Warehousing Reliability in Temperature Controlled Industries

More often than not, when evaluating an end to end supply chain, companies consider their temperature control requirements as a given.  Within several industry standards in the healthcare, perishables, food and others, common temperature ranges such as 15°C-25°C, 2°C-8°C, -20°C are found.

Under Panamanian law, decree 197, Panama is considered a Zone 4b region. This signifies a very humid, tropical climate. With temperature averages between 28°C – 33°C and relative humidity averaging 75% with spikes up to 90%, having truly reliable infrastructure and monitoring for warehousing is key for our customers.

Redundancy is a key concept when evaluating the best way to operate around these conditions, both on the infrastructure and monitoring levels.  J. Cain & Co. targets infrastructure reliability through several proactive and preventive measures.

Considering installing twice the capacity required to maintain specific temperature ranges in our temperature-controlled facilities.

Operationally this translates for example, to a cold room which will have two refrigeration units installed, but based on our validation protocol, the cold room is validated to operate and maintain 2°C-8°C with just one operating unit.  This is applied to all our key critical warehousing areas. 

Back-up generation is another key concept in redundancy and reliability.  All J. Cain facilities have validated back-up generators installed.  For areas with quick variation times, where temperatures will be impacted more quickly, such 2°C-8°C or -20°C, a second back-up generator is installed and in-place.

The other side of reliability is monitoring. 

A true logistics operator and partner must not only guarantee on an operational level, but also on a consistent monitoring level. 

J. Cain utilizes a certified program for live monitoring 24/7.  Through more than 100 sensors installed in our critical areas based on a mapping process, we are one-click away from visualizing current temperature information, historical data, and operational system status. 

This system is also configured to alert via e-mail any pre-alarm or alarm based on the solicited standards. In addition to this program, audio-visual alarms are installed in the facility, which, through an independent monitoring system, generate alarms based on predetermined guidelines. 

Finally, and more critically, a third-party service provider monitors our facilities 24/7 through another independent monitoring system.  This service generates phone-calls to a predetermined list of personnel who are qualified in defining next steps based on our business continuity plan. In addition to all these reliability and monitoring tactics, manual tests are placed in strategic areas throughout our temperature-controlled facilities for validation in-case needed.

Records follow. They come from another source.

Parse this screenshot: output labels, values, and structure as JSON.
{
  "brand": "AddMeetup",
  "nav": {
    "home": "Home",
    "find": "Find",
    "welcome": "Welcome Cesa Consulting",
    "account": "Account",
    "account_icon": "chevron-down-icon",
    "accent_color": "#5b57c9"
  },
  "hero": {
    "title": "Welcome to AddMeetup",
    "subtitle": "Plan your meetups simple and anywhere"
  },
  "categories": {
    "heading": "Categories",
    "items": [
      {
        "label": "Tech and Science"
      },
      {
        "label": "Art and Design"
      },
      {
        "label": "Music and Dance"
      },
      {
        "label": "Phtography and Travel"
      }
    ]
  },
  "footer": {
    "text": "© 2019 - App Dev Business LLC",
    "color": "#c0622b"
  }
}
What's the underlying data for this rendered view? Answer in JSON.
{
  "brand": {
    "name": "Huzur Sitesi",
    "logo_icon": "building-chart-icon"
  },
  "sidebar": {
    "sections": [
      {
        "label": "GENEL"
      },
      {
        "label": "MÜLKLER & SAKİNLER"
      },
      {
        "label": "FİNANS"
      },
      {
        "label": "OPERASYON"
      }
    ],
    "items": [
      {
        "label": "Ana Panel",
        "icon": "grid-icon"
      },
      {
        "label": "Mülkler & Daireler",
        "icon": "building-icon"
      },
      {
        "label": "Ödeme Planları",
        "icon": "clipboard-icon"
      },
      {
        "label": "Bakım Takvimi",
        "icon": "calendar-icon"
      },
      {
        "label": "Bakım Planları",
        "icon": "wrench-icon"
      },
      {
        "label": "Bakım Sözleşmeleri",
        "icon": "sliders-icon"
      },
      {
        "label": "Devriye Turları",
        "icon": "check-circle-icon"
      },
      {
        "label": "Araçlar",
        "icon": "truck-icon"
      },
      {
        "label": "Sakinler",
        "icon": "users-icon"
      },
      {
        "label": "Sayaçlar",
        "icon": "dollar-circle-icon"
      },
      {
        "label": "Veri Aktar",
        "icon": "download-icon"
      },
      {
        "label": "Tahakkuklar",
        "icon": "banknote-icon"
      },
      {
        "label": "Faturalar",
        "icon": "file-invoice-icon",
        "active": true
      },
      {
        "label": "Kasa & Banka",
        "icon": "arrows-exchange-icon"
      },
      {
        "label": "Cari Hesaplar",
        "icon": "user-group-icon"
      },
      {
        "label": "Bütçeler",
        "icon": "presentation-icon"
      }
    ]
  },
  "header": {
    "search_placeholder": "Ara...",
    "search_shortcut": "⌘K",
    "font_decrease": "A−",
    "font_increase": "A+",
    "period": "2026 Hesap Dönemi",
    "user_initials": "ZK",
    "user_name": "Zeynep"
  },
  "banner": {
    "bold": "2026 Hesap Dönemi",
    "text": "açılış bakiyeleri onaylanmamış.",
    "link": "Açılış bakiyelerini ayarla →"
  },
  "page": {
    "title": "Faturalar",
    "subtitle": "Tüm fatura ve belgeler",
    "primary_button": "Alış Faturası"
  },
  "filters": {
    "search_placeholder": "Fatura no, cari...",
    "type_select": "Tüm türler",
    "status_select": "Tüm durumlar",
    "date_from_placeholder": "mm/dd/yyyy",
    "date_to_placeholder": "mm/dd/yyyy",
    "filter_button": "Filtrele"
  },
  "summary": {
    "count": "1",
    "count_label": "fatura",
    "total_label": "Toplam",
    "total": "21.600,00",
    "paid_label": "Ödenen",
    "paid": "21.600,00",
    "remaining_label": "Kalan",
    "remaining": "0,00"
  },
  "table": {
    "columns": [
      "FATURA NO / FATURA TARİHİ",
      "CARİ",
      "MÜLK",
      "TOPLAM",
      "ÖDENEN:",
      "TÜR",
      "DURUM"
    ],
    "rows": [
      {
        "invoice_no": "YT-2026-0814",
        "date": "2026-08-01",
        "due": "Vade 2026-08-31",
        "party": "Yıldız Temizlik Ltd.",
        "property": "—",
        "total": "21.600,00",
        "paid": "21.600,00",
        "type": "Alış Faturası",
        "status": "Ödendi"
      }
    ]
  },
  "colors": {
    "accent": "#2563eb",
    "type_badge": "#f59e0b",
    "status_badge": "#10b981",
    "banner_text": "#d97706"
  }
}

So, what occurs if everything goes wrong? 

A well-developed business continuity plan must be in place.  J. Cain relies on its well-trained multi-disciplinary teams to act quickly if required.  Combining cold chain experts, quality and maintenance personnel, we are prepared and trained to act quickly and diligently if everything else goes wrong.  This allows our customers to rest assured, that their valuable regional inventory is in good hands.